No phrase better defines the American experience than the clear directive: No taxation without representation. With one set of words, a nation’s value system is captured and guided into the future, giving every single resident a voice.
You’d think we would do everything in our power to protect and preserve that which makes just representation possible — like making sure the decennial census count is accurate, right?
Let’s take a moment to look at lessons learned. When the British Parliament ruled this land and passed a series of taxes on stamps and sugar without consent, this phrase became the rallying call among colonists demanding fair political representation. Give us a seat at the table or forfeit your right to govern, it declared.
We know what happened next. The movement led to a series of acts of resistance — from the Boston Tea Party to the First Continental Congress — and eventually transformed into the American Revolution, giving birth to the representative democracy we see today.
Yet here we are, 243 years later, with the United States of America bordering on reneging that sacrosanct American guarantee with an undercount of Latinos in the 2020 Census.
The U.S. Census is designed to count all residents regardless of where they live or how many people are in a given household. From that count, seats in the U.S. House of Representatives are apportioned to the states, and critical federal dollars are allocated for schools, hospitals and roads.
Clearly, the numbers matter, especially in California where billions of federal monies could be lost due to an inaccurate tally. In a state where Latinos make up nearly 40 percent of the population and contribute to its thriving economy, we need to get this right or the 2020 Census could shape up to be one of the most disastrous threats to our democracy since our founding.
A series of factors could be credited with a potential undercount. To start, this will be the first census to move online. An online census sounds ideal for reduced costs, but considering that only 54 percent of Latinos in California access the internet through broadband, compared to 69 percent of all Californians, this move will prove difficult for counting the Latino population.
The Trump administration’s attempt to add a citizenship question to the census was dealt a legal blow this month when a U.S. district judge ruled adding such a question violates federal statute. But since the administration promises not to quit the threat to add the question, the mistrust that officials are breeding stands to scare immigrant and Latino communities from participating, which could lead to an even greater undercount of these populations and prevent states from their rightful share of representatives in the U.S. House.

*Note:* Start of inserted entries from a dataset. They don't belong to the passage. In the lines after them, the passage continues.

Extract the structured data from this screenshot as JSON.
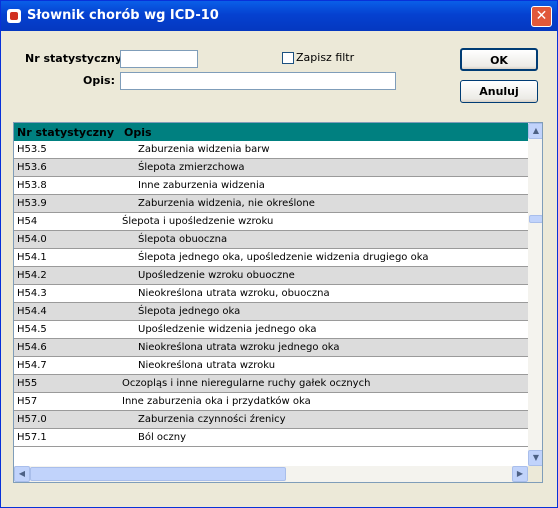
{
  "window": {
    "title": "Słownik chorób wg ICD-10",
    "close_glyph": "✕"
  },
  "filter": {
    "nr_label": "Nr statystyczny:",
    "nr_value": "",
    "opis_label": "Opis:",
    "opis_value": "",
    "save_filter_label": "Zapisz filtr",
    "save_filter_checked": false
  },
  "buttons": {
    "ok": "OK",
    "cancel": "Anuluj"
  },
  "grid": {
    "columns": [
      "Nr statystyczny",
      "Opis"
    ],
    "header_color": "#008080",
    "rows": [
      {
        "code": "H53.5",
        "desc": "Zaburzenia widzenia barw",
        "indent": 1
      },
      {
        "code": "H53.6",
        "desc": "Ślepota zmierzchowa",
        "indent": 1
      },
      {
        "code": "H53.8",
        "desc": "Inne zaburzenia widzenia",
        "indent": 1
      },
      {
        "code": "H53.9",
        "desc": "Zaburzenia widzenia, nie określone",
        "indent": 1
      },
      {
        "code": "H54",
        "desc": "Ślepota i upośledzenie wzroku",
        "indent": 0
      },
      {
        "code": "H54.0",
        "desc": "Ślepota obuoczna",
        "indent": 1
      },
      {
        "code": "H54.1",
        "desc": "Ślepota jednego oka, upośledzenie widzenia drugiego oka",
        "indent": 1
      },
      {
        "code": "H54.2",
        "desc": "Upośledzenie wzroku obuoczne",
        "indent": 1
      },
      {
        "code": "H54.3",
        "desc": "Nieokreślona utrata wzroku, obuoczna",
        "indent": 1
      },
      {
        "code": "H54.4",
        "desc": "Ślepota jednego oka",
        "indent": 1
      },
      {
        "code": "H54.5",
        "desc": "Upośledzenie widzenia jednego oka",
        "indent": 1
      },
      {
        "code": "H54.6",
        "desc": "Nieokreślona utrata wzroku jednego oka",
        "indent": 1
      },
      {
        "code": "H54.7",
        "desc": "Nieokreślona utrata wzroku",
        "indent": 1
      },
      {
        "code": "H55",
        "desc": "Oczopląs i inne nieregularne ruchy gałek ocznych",
        "indent": 0
      },
      {
        "code": "H57",
        "desc": "Inne zaburzenia oka i przydatków oka",
        "indent": 0
      },
      {
        "code": "H57.0",
        "desc": "Zaburzenia czynności źrenicy",
        "indent": 1
      },
      {
        "code": "H57.1",
        "desc": "Ból oczny",
        "indent": 1
      }
    ]
  },
  "scrollbars": {
    "up": "▲",
    "down": "▼",
    "left": "◀",
    "right": "▶"
  }
}
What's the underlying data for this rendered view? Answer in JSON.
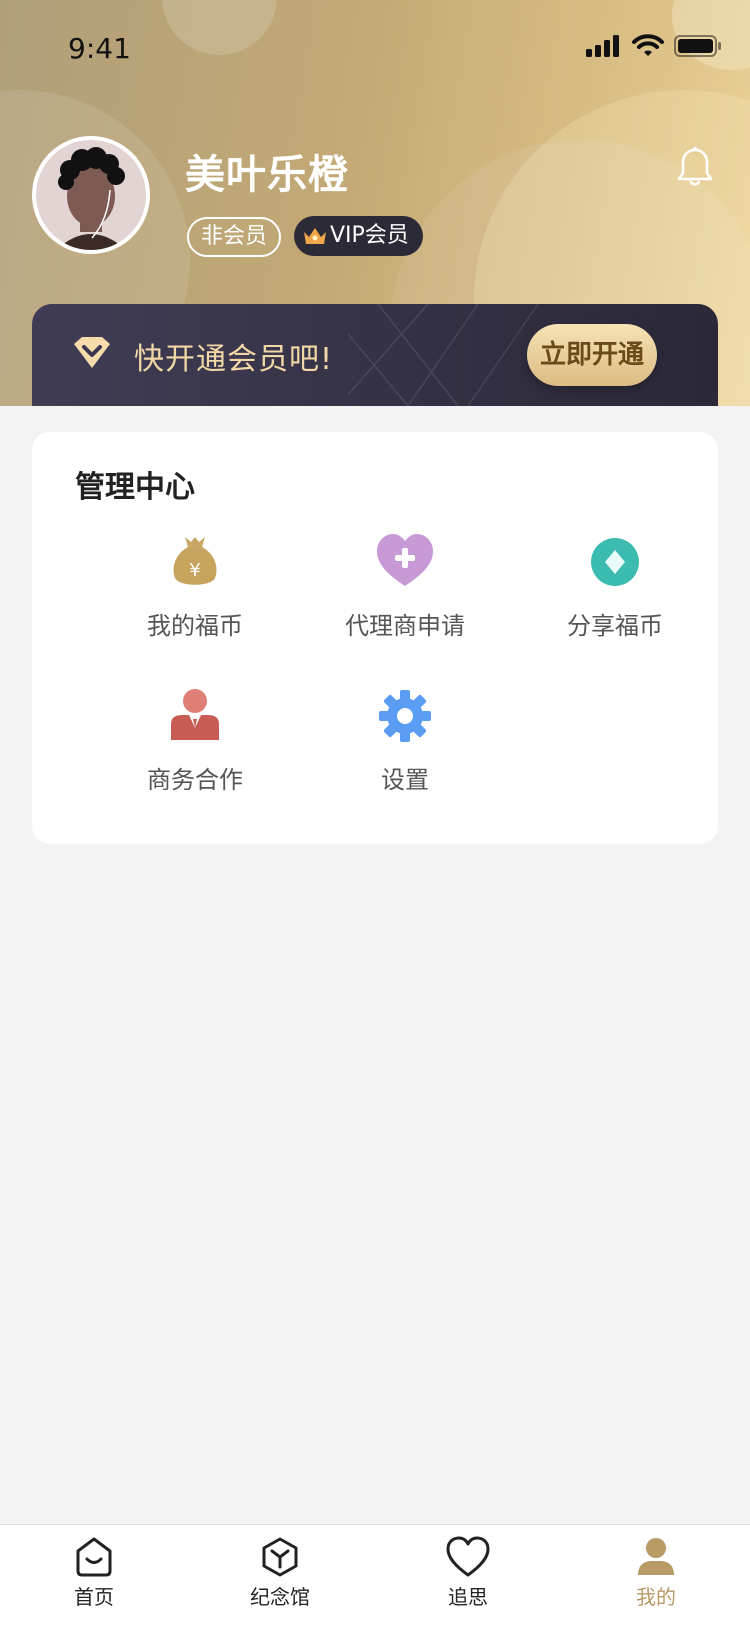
{
  "status_bar": {
    "time": "9:41"
  },
  "profile": {
    "name": "美叶乐橙",
    "tags": {
      "non_member": "非会员",
      "vip": "VIP会员"
    }
  },
  "vip_banner": {
    "text": "快开通会员吧!",
    "button": "立即开通"
  },
  "management": {
    "title": "管理中心",
    "items": [
      {
        "label": "我的福币",
        "icon": "money-bag-icon"
      },
      {
        "label": "代理商申请",
        "icon": "heart-plus-icon"
      },
      {
        "label": "分享福币",
        "icon": "diamond-coin-icon"
      },
      {
        "label": "商务合作",
        "icon": "business-person-icon"
      },
      {
        "label": "设置",
        "icon": "gear-icon"
      }
    ]
  },
  "tabbar": {
    "items": [
      {
        "label": "首页",
        "icon": "home-icon"
      },
      {
        "label": "纪念馆",
        "icon": "cube-icon"
      },
      {
        "label": "追思",
        "icon": "heart-icon"
      },
      {
        "label": "我的",
        "icon": "user-icon"
      }
    ],
    "active": "我的"
  },
  "colors": {
    "header_gold": "#c3a975",
    "banner_dark": "#2b2838",
    "accent_gold": "#b89a67",
    "page_bg": "#f3f3f3"
  }
}
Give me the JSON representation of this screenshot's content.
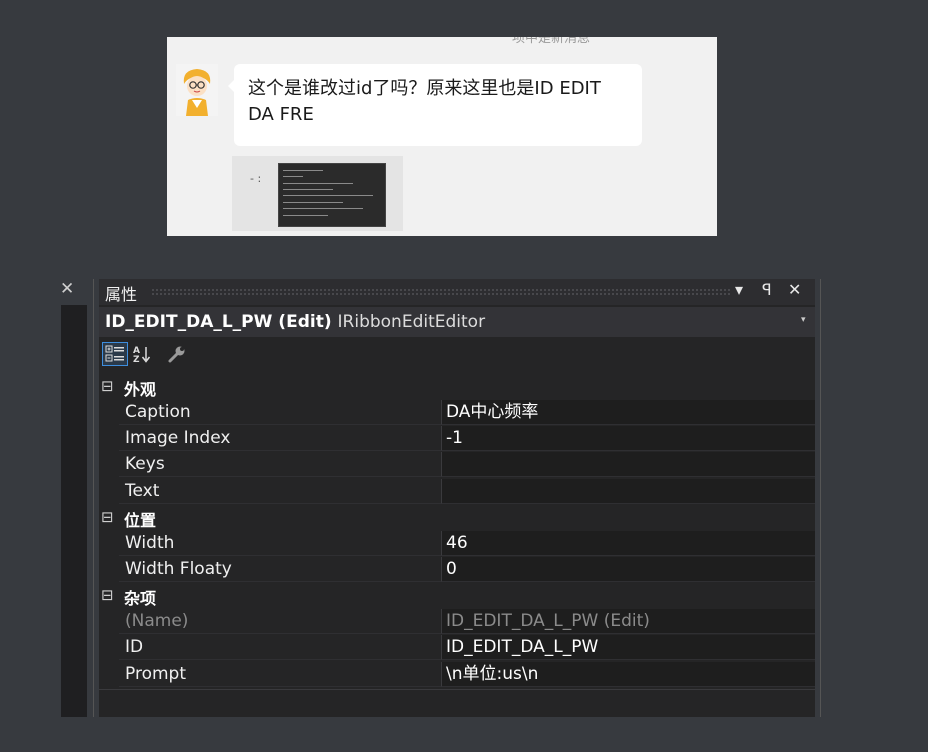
{
  "chat": {
    "cut_text": "项中是新消息",
    "message": "这个是谁改过id了吗？原来这里也是ID EDIT DA FRE",
    "thumb_text": "- :"
  },
  "left_close": "✕",
  "panel": {
    "title": "属性",
    "buttons": {
      "dropdown": "▾",
      "pin": "ꟼ",
      "close": "✕"
    },
    "object": {
      "name": "ID_EDIT_DA_L_PW (Edit)",
      "type": "IRibbonEditEditor",
      "dropdown": "▾"
    },
    "toolbar": {
      "categorized_icon": "categorized-icon",
      "alphabetical_icon": "alphabetical-icon",
      "property_pages_icon": "wrench-icon"
    },
    "categories": [
      {
        "toggle": "⊟",
        "name": "外观",
        "props": [
          {
            "name": "Caption",
            "value": "DA中心频率"
          },
          {
            "name": "Image Index",
            "value": "-1"
          },
          {
            "name": "Keys",
            "value": ""
          },
          {
            "name": "Text",
            "value": ""
          }
        ]
      },
      {
        "toggle": "⊟",
        "name": "位置",
        "props": [
          {
            "name": "Width",
            "value": "46"
          },
          {
            "name": "Width Floaty",
            "value": "0"
          }
        ]
      },
      {
        "toggle": "⊟",
        "name": "杂项",
        "props": [
          {
            "name": "(Name)",
            "value": "ID_EDIT_DA_L_PW (Edit)",
            "readonly": true
          },
          {
            "name": "ID",
            "value": "ID_EDIT_DA_L_PW"
          },
          {
            "name": "Prompt",
            "value": "\\n单位:us\\n"
          }
        ]
      }
    ]
  }
}
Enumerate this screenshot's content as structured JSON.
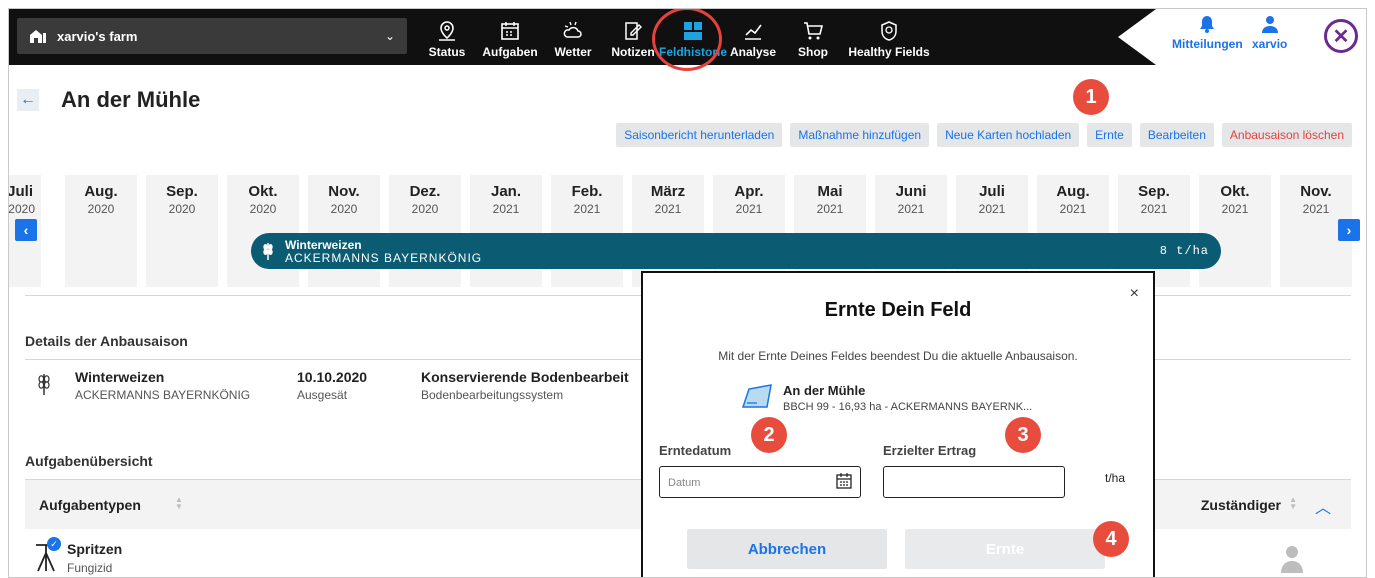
{
  "farm": {
    "name": "xarvio's farm"
  },
  "nav": {
    "items": [
      {
        "label": "Status",
        "icon": "map-pin-icon"
      },
      {
        "label": "Aufgaben",
        "icon": "calendar-icon"
      },
      {
        "label": "Wetter",
        "icon": "weather-icon"
      },
      {
        "label": "Notizen",
        "icon": "notes-icon"
      },
      {
        "label": "Feldhistorie",
        "icon": "field-history-icon",
        "active": true
      },
      {
        "label": "Analyse",
        "icon": "analyse-icon"
      },
      {
        "label": "Shop",
        "icon": "cart-icon"
      },
      {
        "label": "Healthy Fields",
        "icon": "healthy-fields-icon"
      }
    ],
    "notifications_label": "Mitteilungen",
    "user_label": "xarvio"
  },
  "page": {
    "title": "An der Mühle",
    "actions": {
      "saisonbericht": "Saisonbericht herunterladen",
      "massnahme": "Maßnahme hinzufügen",
      "karten": "Neue Karten hochladen",
      "ernte": "Ernte",
      "bearbeiten": "Bearbeiten",
      "loeschen": "Anbausaison löschen"
    }
  },
  "timeline": {
    "months": [
      {
        "m": "Juli",
        "y": "2020"
      },
      {
        "m": "Aug.",
        "y": "2020"
      },
      {
        "m": "Sep.",
        "y": "2020"
      },
      {
        "m": "Okt.",
        "y": "2020"
      },
      {
        "m": "Nov.",
        "y": "2020"
      },
      {
        "m": "Dez.",
        "y": "2020"
      },
      {
        "m": "Jan.",
        "y": "2021"
      },
      {
        "m": "Feb.",
        "y": "2021"
      },
      {
        "m": "März",
        "y": "2021"
      },
      {
        "m": "Apr.",
        "y": "2021"
      },
      {
        "m": "Mai",
        "y": "2021"
      },
      {
        "m": "Juni",
        "y": "2021"
      },
      {
        "m": "Juli",
        "y": "2021"
      },
      {
        "m": "Aug.",
        "y": "2021"
      },
      {
        "m": "Sep.",
        "y": "2021"
      },
      {
        "m": "Okt.",
        "y": "2021"
      },
      {
        "m": "Nov.",
        "y": "2021"
      }
    ],
    "crop": {
      "name": "Winterweizen",
      "variety": "ACKERMANNS BAYERNKÖNIG",
      "yield": "8 t/ha"
    }
  },
  "details": {
    "heading": "Details der Anbausaison",
    "crop": "Winterweizen",
    "variety": "ACKERMANNS BAYERNKÖNIG",
    "date": "10.10.2020",
    "date_label": "Ausgesät",
    "tillage": "Konservierende Bodenbearbeit",
    "tillage_label": "Bodenbearbeitungssystem"
  },
  "tasks": {
    "heading": "Aufgabenübersicht",
    "col_type": "Aufgabentypen",
    "col_owner": "Zuständiger",
    "rows": [
      {
        "name": "Spritzen",
        "type": "Fungizid"
      }
    ]
  },
  "modal": {
    "title": "Ernte Dein Feld",
    "description": "Mit der Ernte Deines Feldes beendest Du die aktuelle Anbausaison.",
    "field_name": "An der Mühle",
    "field_meta": "BBCH 99 - 16,93 ha - ACKERMANNS BAYERNK...",
    "date_label": "Erntedatum",
    "date_placeholder": "Datum",
    "yield_label": "Erzielter Ertrag",
    "yield_unit": "t/ha",
    "cancel": "Abbrechen",
    "confirm": "Ernte",
    "close": "×"
  },
  "badges": [
    "1",
    "2",
    "3",
    "4"
  ],
  "colors": {
    "accent": "#1a73e8",
    "topbar": "#101010",
    "badge": "#e74c3c",
    "crop_bar": "#0b5c73",
    "danger": "#e8413d"
  }
}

This hits home hard in California, where more than 15 million Latinos work and live, including close to 3 million undocumented immigrants. Since California is the most populous state in the union, constitutionally speaking, it should also possess the maximum share of political representatives at the federal level. Because Latinos and immigrants were counted in the 2010 Census, California obtained the most number of members in the U.S. House at 53.
This seems like a big number, but even 10 years ago Latinos were undercounted, including more than 100,000 Latino children ages 0-4.
The Latino Community Foundation, a statewide foundation in California focused on unleashing the political power of Latinos, continues to call for a fair and accurate count of Latinos, and planning ways with like-minded groups to do so. LCF began in early 2018 to actively engage Latinos up and down the state with a roadmap to prepare for the 2020 Census.
California is also stepping up, issuing an application for community-based organizations to help conduct critical education and outreach for getting the census count right. Organizations must apply by Feb. 15 to be considered for dollars that both former Gov. Jerry Brown and current Gov. Gavin Newsom budgeted to achieve a successful count.
There is still hope in achieving a complete count, but time is getting tight. It’s on us, the 57 million Latinos who live in this country and who are yearning to be politically represented.
Like our founding fathers who said that a true representative democracy derives from the will, and the taxes, of the people, it’s time to view counting in the census as an act of resistance. For to resist, we must exist. The census is the mechanism to make sure all voices are represented.
Christian Arana is policy director with the Latino Community Foundation in San Francisco.